The new strain of ransomware known as Bad Rabbit, was first spotted on October 24th, 2017. The ransomware is the third major spread of malware this year as it follows the wider-reaching WannaCry and NotPetya strains of malicious code. So far, security firms such as Kaspersky and ESET have both noticed ties to the malware known as NotPetya or ExPetr.
The initial infection of Bad Rabbit occurs via a fake Adobe Flash installer offered up for download, which carries the malware that is triggered upon firing up the EXE file.
The files contained in the malware are:
After being executed, it drops and deploys the main module in the C:Windows directory, which will encrypt all files with a specific extension and execute a bootlocker with a ransom note similar to the Petya/NotPetya ransomware. It is to be noted that the malware must run with Administration privileges.
Bad Rabbit has an infector allowing lateral movements, using SMB to propagate laterally with a hardcoded list of usernames and passwords. However, unlike NotPetya, it doesn’t use EternalBlue and is more widely spread.
Computers infected with the malware redirect the user to a “.onion” Tor domain where they are asked to pay .05 Bitcoin or roughly $276 USD in exchange for their data. A countdown on the site shows the amount of time before the ransom price goes up.
Security firm Kaspersky’s research suggests this is an attack on corporate networks, and has affected the Interfax news agency and other publishers over in Russia. In Ukraine, Kiev’s public transport system was also reportedly hit, as well as the Ministry of Infrastructure. Odessa airport has apparently been affected, too.
Additionally, several organizations in US, Turkey, Germany, and many other countries are also affected. As this is an ongoing event, more organizations are expected to be impacted by this ransomware.
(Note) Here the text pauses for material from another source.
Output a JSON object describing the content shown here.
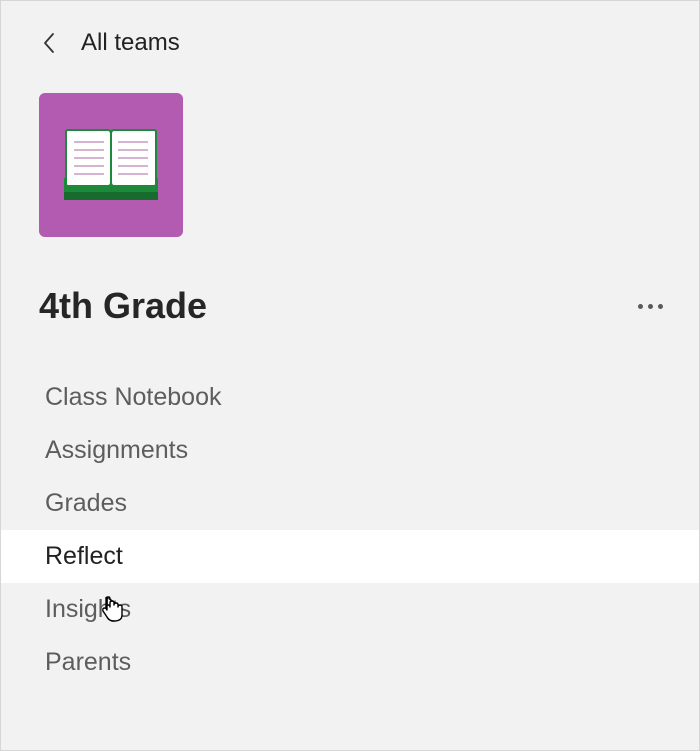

To avoid Bad Rabbit ransomware and other file-encrypting infections in the future, make sure that the following simple recommendations are implemented in your security strategy:
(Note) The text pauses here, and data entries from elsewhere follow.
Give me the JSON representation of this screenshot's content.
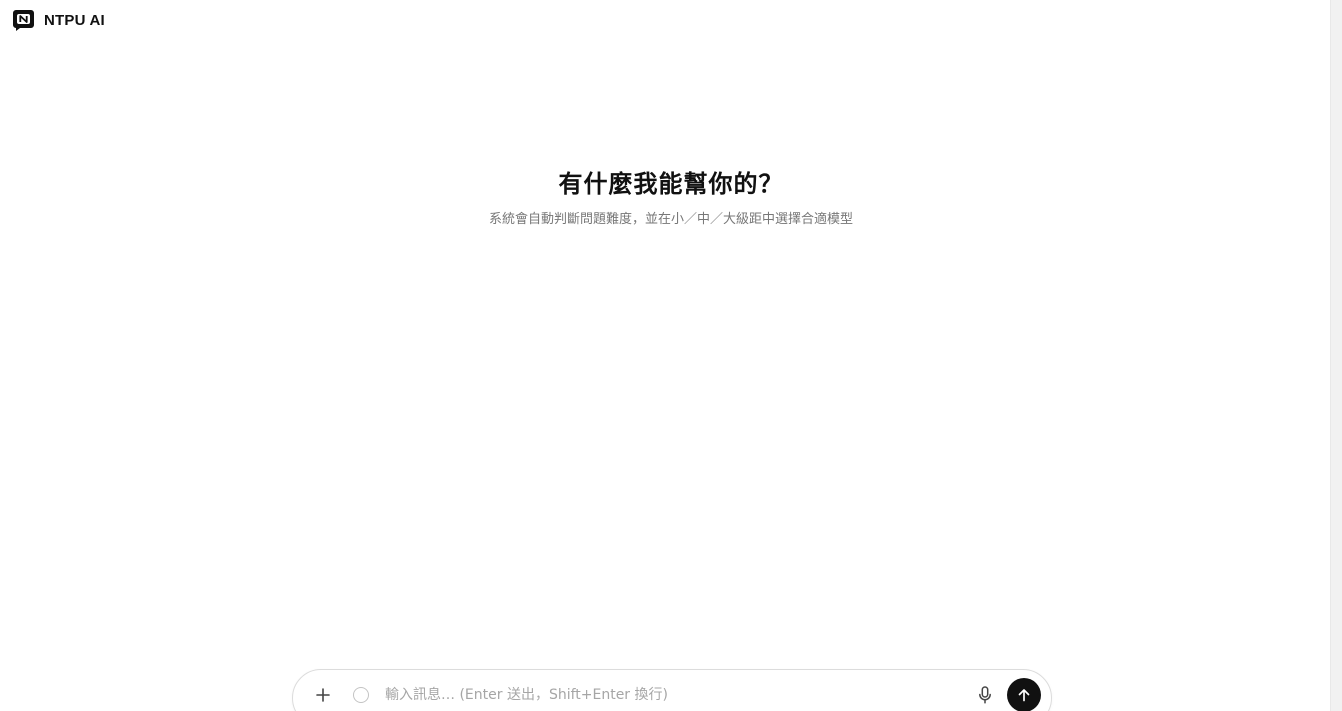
{
  "header": {
    "brand": "NTPU AI",
    "logo_icon": "chat-bubble-n-icon"
  },
  "hero": {
    "title": "有什麼我能幫你的？",
    "subtitle": "系統會自動判斷問題難度，並在小／中／大級距中選擇合適模型"
  },
  "composer": {
    "placeholder": "輸入訊息… (Enter 送出，Shift+Enter 換行)",
    "value": "",
    "attach_icon": "plus-icon",
    "status_icon": "circle-icon",
    "mic_icon": "microphone-icon",
    "send_icon": "arrow-up-icon"
  },
  "colors": {
    "text_primary": "#111111",
    "text_secondary": "#777777",
    "placeholder": "#a6a6a6",
    "send_button": "#111111",
    "border": "#dcdcdc"
  }
}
These techniques are certainly not a cure-all, but they will add an extra layer of protection to your security setup.